Terri Blackstock’s Newpointe 911 series. Francine Rivers’s Mark of the Lion series. James Scott Bell’s early legal suspense work.
Some of Beth’s favourite novels
Snack/drink of choice while reading?
Even as we speak, I am sitting in my favorite local coffee shop, Carpe Diem, sipping Kahlua-and-Cream-flavored coffee and eating a “Glorious Morning” muffin—which is sort of a German-chocolate carrot cake invented by the onsite baker. That is my favorite snack and drink for any activity—reading, email, research, writing, answering interview questions….
What book cover has really caught your eye?
My publisher, Revell, is brilliant with book covers. Laura Frantz’s covers are so gorgeous—all of them.
Which author makes it easy to turn off your internal editor?

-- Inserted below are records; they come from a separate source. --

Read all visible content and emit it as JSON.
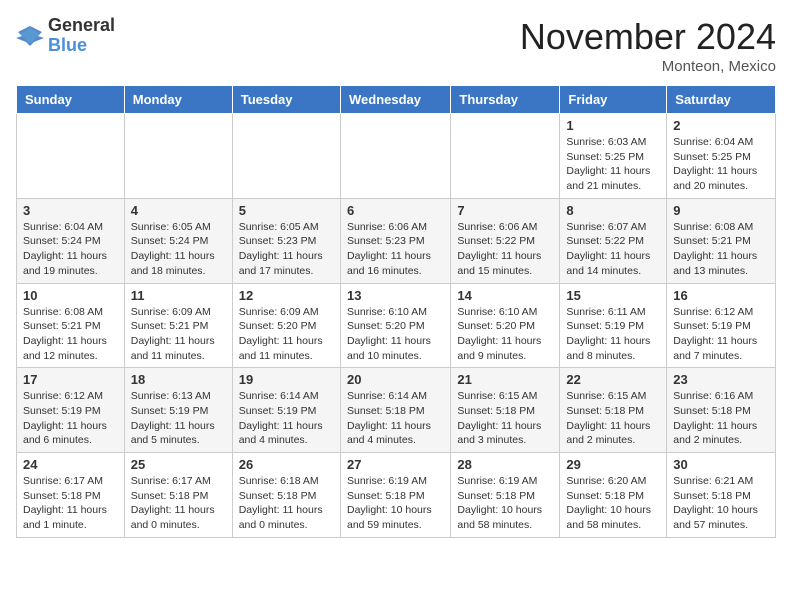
{
  "logo": {
    "general": "General",
    "blue": "Blue"
  },
  "title": "November 2024",
  "location": "Monteon, Mexico",
  "days_of_week": [
    "Sunday",
    "Monday",
    "Tuesday",
    "Wednesday",
    "Thursday",
    "Friday",
    "Saturday"
  ],
  "weeks": [
    [
      {
        "day": "",
        "info": ""
      },
      {
        "day": "",
        "info": ""
      },
      {
        "day": "",
        "info": ""
      },
      {
        "day": "",
        "info": ""
      },
      {
        "day": "",
        "info": ""
      },
      {
        "day": "1",
        "info": "Sunrise: 6:03 AM\nSunset: 5:25 PM\nDaylight: 11 hours and 21 minutes."
      },
      {
        "day": "2",
        "info": "Sunrise: 6:04 AM\nSunset: 5:25 PM\nDaylight: 11 hours and 20 minutes."
      }
    ],
    [
      {
        "day": "3",
        "info": "Sunrise: 6:04 AM\nSunset: 5:24 PM\nDaylight: 11 hours and 19 minutes."
      },
      {
        "day": "4",
        "info": "Sunrise: 6:05 AM\nSunset: 5:24 PM\nDaylight: 11 hours and 18 minutes."
      },
      {
        "day": "5",
        "info": "Sunrise: 6:05 AM\nSunset: 5:23 PM\nDaylight: 11 hours and 17 minutes."
      },
      {
        "day": "6",
        "info": "Sunrise: 6:06 AM\nSunset: 5:23 PM\nDaylight: 11 hours and 16 minutes."
      },
      {
        "day": "7",
        "info": "Sunrise: 6:06 AM\nSunset: 5:22 PM\nDaylight: 11 hours and 15 minutes."
      },
      {
        "day": "8",
        "info": "Sunrise: 6:07 AM\nSunset: 5:22 PM\nDaylight: 11 hours and 14 minutes."
      },
      {
        "day": "9",
        "info": "Sunrise: 6:08 AM\nSunset: 5:21 PM\nDaylight: 11 hours and 13 minutes."
      }
    ],
    [
      {
        "day": "10",
        "info": "Sunrise: 6:08 AM\nSunset: 5:21 PM\nDaylight: 11 hours and 12 minutes."
      },
      {
        "day": "11",
        "info": "Sunrise: 6:09 AM\nSunset: 5:21 PM\nDaylight: 11 hours and 11 minutes."
      },
      {
        "day": "12",
        "info": "Sunrise: 6:09 AM\nSunset: 5:20 PM\nDaylight: 11 hours and 11 minutes."
      },
      {
        "day": "13",
        "info": "Sunrise: 6:10 AM\nSunset: 5:20 PM\nDaylight: 11 hours and 10 minutes."
      },
      {
        "day": "14",
        "info": "Sunrise: 6:10 AM\nSunset: 5:20 PM\nDaylight: 11 hours and 9 minutes."
      },
      {
        "day": "15",
        "info": "Sunrise: 6:11 AM\nSunset: 5:19 PM\nDaylight: 11 hours and 8 minutes."
      },
      {
        "day": "16",
        "info": "Sunrise: 6:12 AM\nSunset: 5:19 PM\nDaylight: 11 hours and 7 minutes."
      }
    ],
    [
      {
        "day": "17",
        "info": "Sunrise: 6:12 AM\nSunset: 5:19 PM\nDaylight: 11 hours and 6 minutes."
      },
      {
        "day": "18",
        "info": "Sunrise: 6:13 AM\nSunset: 5:19 PM\nDaylight: 11 hours and 5 minutes."
      },
      {
        "day": "19",
        "info": "Sunrise: 6:14 AM\nSunset: 5:19 PM\nDaylight: 11 hours and 4 minutes."
      },
      {
        "day": "20",
        "info": "Sunrise: 6:14 AM\nSunset: 5:18 PM\nDaylight: 11 hours and 4 minutes."
      },
      {
        "day": "21",
        "info": "Sunrise: 6:15 AM\nSunset: 5:18 PM\nDaylight: 11 hours and 3 minutes."
      },
      {
        "day": "22",
        "info": "Sunrise: 6:15 AM\nSunset: 5:18 PM\nDaylight: 11 hours and 2 minutes."
      },
      {
        "day": "23",
        "info": "Sunrise: 6:16 AM\nSunset: 5:18 PM\nDaylight: 11 hours and 2 minutes."
      }
    ],
    [
      {
        "day": "24",
        "info": "Sunrise: 6:17 AM\nSunset: 5:18 PM\nDaylight: 11 hours and 1 minute."
      },
      {
        "day": "25",
        "info": "Sunrise: 6:17 AM\nSunset: 5:18 PM\nDaylight: 11 hours and 0 minutes."
      },
      {
        "day": "26",
        "info": "Sunrise: 6:18 AM\nSunset: 5:18 PM\nDaylight: 11 hours and 0 minutes."
      },
      {
        "day": "27",
        "info": "Sunrise: 6:19 AM\nSunset: 5:18 PM\nDaylight: 10 hours and 59 minutes."
      },
      {
        "day": "28",
        "info": "Sunrise: 6:19 AM\nSunset: 5:18 PM\nDaylight: 10 hours and 58 minutes."
      },
      {
        "day": "29",
        "info": "Sunrise: 6:20 AM\nSunset: 5:18 PM\nDaylight: 10 hours and 58 minutes."
      },
      {
        "day": "30",
        "info": "Sunrise: 6:21 AM\nSunset: 5:18 PM\nDaylight: 10 hours and 57 minutes."
      }
    ]
  ]
}
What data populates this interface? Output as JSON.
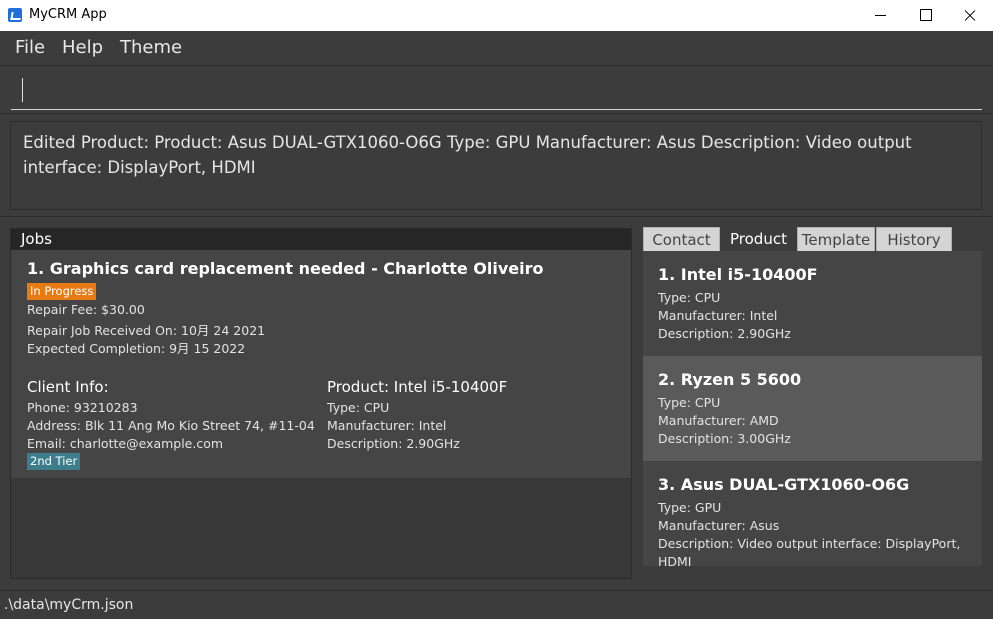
{
  "window": {
    "title": "MyCRM App",
    "icon": "app-logo-icon",
    "controls": [
      "minimize-icon",
      "maximize-icon",
      "close-icon"
    ]
  },
  "menu": {
    "file": "File",
    "help": "Help",
    "theme": "Theme"
  },
  "command": {
    "value": "",
    "placeholder": ""
  },
  "result": {
    "text": "Edited Product: Product: Asus DUAL-GTX1060-O6G Type: GPU Manufacturer: Asus Description: Video output interface: DisplayPort, HDMI"
  },
  "jobs": {
    "header": "Jobs",
    "items": [
      {
        "title": "1. Graphics card replacement needed - Charlotte Oliveiro",
        "status": "In Progress",
        "fee": "Repair Fee: $30.00",
        "received": "Repair Job Received On: 10月 24 2021",
        "expected": "Expected Completion: 9月 15 2022",
        "client_heading": "Client Info:",
        "phone": "Phone: 93210283",
        "address": "Address: Blk 11 Ang Mo Kio Street 74, #11-04",
        "email": "Email: charlotte@example.com",
        "tier": "2nd Tier",
        "product_heading": "Product: Intel i5-10400F",
        "product_type": "Type: CPU",
        "product_manufacturer": "Manufacturer: Intel",
        "product_description": "Description: 2.90GHz"
      }
    ]
  },
  "tabs": {
    "contact": "Contact",
    "product": "Product",
    "template": "Template",
    "history": "History",
    "active": "Product"
  },
  "products": [
    {
      "title": "1.  Intel i5-10400F",
      "type": "Type: CPU",
      "manufacturer": "Manufacturer: Intel",
      "description": "Description: 2.90GHz"
    },
    {
      "title": "2.  Ryzen 5 5600",
      "type": "Type: CPU",
      "manufacturer": "Manufacturer: AMD",
      "description": "Description: 3.00GHz"
    },
    {
      "title": "3.  Asus DUAL-GTX1060-O6G",
      "type": "Type: GPU",
      "manufacturer": "Manufacturer: Asus",
      "description": "Description: Video output interface: DisplayPort,",
      "description_cont": "HDMI"
    }
  ],
  "status_bar": {
    "path": ".\\data\\myCrm.json"
  },
  "colors": {
    "background": "#3c3c3c",
    "status_in_progress": "#e87a14",
    "tier_badge": "#3c7e8c",
    "selected_card": "#5a5a5a"
  }
}
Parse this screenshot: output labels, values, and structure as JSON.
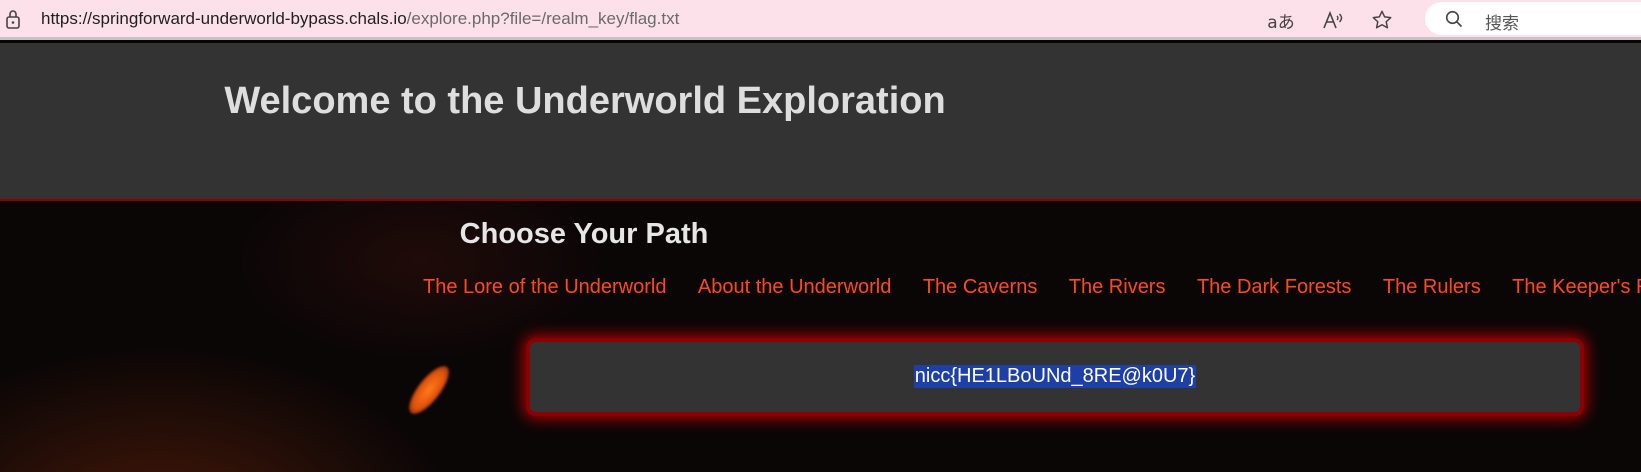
{
  "browser": {
    "url_host": "https://springforward-underworld-bypass.chals.io",
    "url_path": "/explore.php?file=/realm_key/flag.txt",
    "search_placeholder": "搜索",
    "translate_glyph": "aあ",
    "read_aloud_glyph": "A",
    "icons": [
      "lock-icon",
      "translate-icon",
      "read-aloud-icon",
      "favorite-icon",
      "search-icon"
    ]
  },
  "header": {
    "title": "Welcome to the Underworld Exploration"
  },
  "main": {
    "heading": "Choose Your Path",
    "nav": [
      {
        "label": "The Lore of the Underworld"
      },
      {
        "label": "About the Underworld"
      },
      {
        "label": "The Caverns"
      },
      {
        "label": "The Rivers"
      },
      {
        "label": "The Dark Forests"
      },
      {
        "label": "The Rulers"
      },
      {
        "label": "The Keeper's R"
      }
    ],
    "content": "nicc{HE1LBoUNd_8RE@k0U7}"
  },
  "colors": {
    "browser_bar": "#fde1ea",
    "header_bg": "#333333",
    "link": "#ff4a1c",
    "box_border": "#8b0000",
    "selection": "#1e3fa6"
  }
}
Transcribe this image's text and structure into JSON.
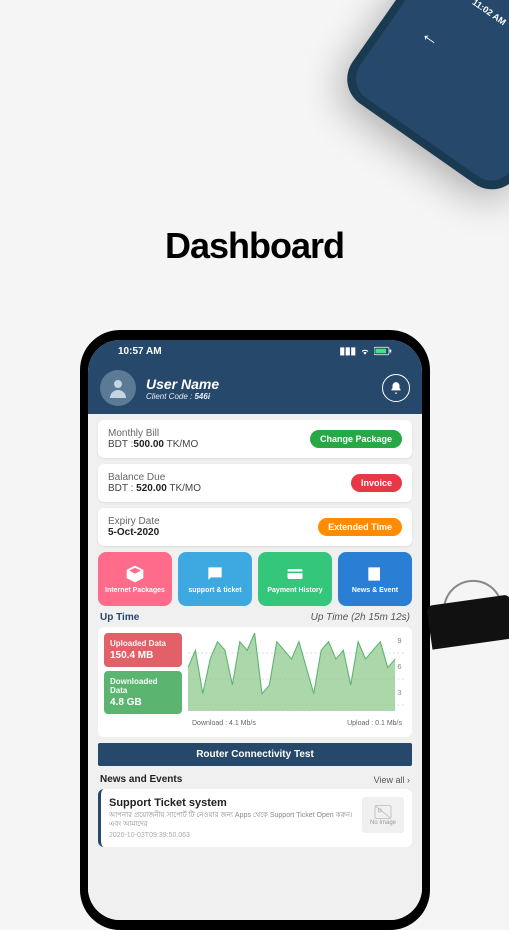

I tell you, that is not an easy thing to do! There are very few authors for whom I will plunk down hard, cold cash in a bookstore, but Lois McMaster Bujold’s writing is like a drug. The last book of hers I read was Captain Vorpatril’s Alliance—actually that’s a terrible title, but what a funny, engaging story. The hero, Ivan Vorpatril, had been a secondary character for the thirteen previous books in the series, and he finally got his own story! Deft humor in a serious story is very hard to pull off, and I’ve been studying Ms. Bujold’s style for years, trying to figure out how she does it. Still scratching my head.
What book do you wish you had written? Why?
I dunno, Rel, I can’t quite answer that question, because every author has something unique to communicate. You can tell from the above questions and answers that there are some books I deeply admire, for a lot of reasons that are all over the map. I suppose if there’s one book that inspired the books I’m currently writing, that would be Dawn’s Early Light by Elswyth Thane. What grabbed me about it (and still does) is its deep understanding of American history and the culture of Williamsburg, Virginia; its patriotic and heroic, yet somehow everyday main characters; its celebration of family and the love and commitment between a man and a woman; the brilliant dialogue and prose. I don’t wish I’d written that book, but I’m very glad someone else did!
Thanks, dear Beth!
Be sure to discover Beth’s latest historical romance…
Fiona Lanier is the only woman in the tiny Gulf Coast settlement of Navy Cove. While her shipbuilding family races to fill the demand for American ships brought by the War of 1812, Fiona tries to rescue her brother who was forced into service by the British Navy.
Lieutenant Charlie Kincaid has been undercover for six months, obtaining information vital to the planned British invasion of New Orleans. When a summer storm south of Mobile Bay wrecks his ship and scatters the crew, Charlie suffers a head injury, ultimately collapsing in the arms of a beautiful mermaid who seems eerily familiar. As Charlie’s memory returns in agonizing jags and crashes, he and Fiona discover that falling in love may be as inevitable as the tide. But when political loyalties begin to collide, they’ll each have to decide where their true heart lies.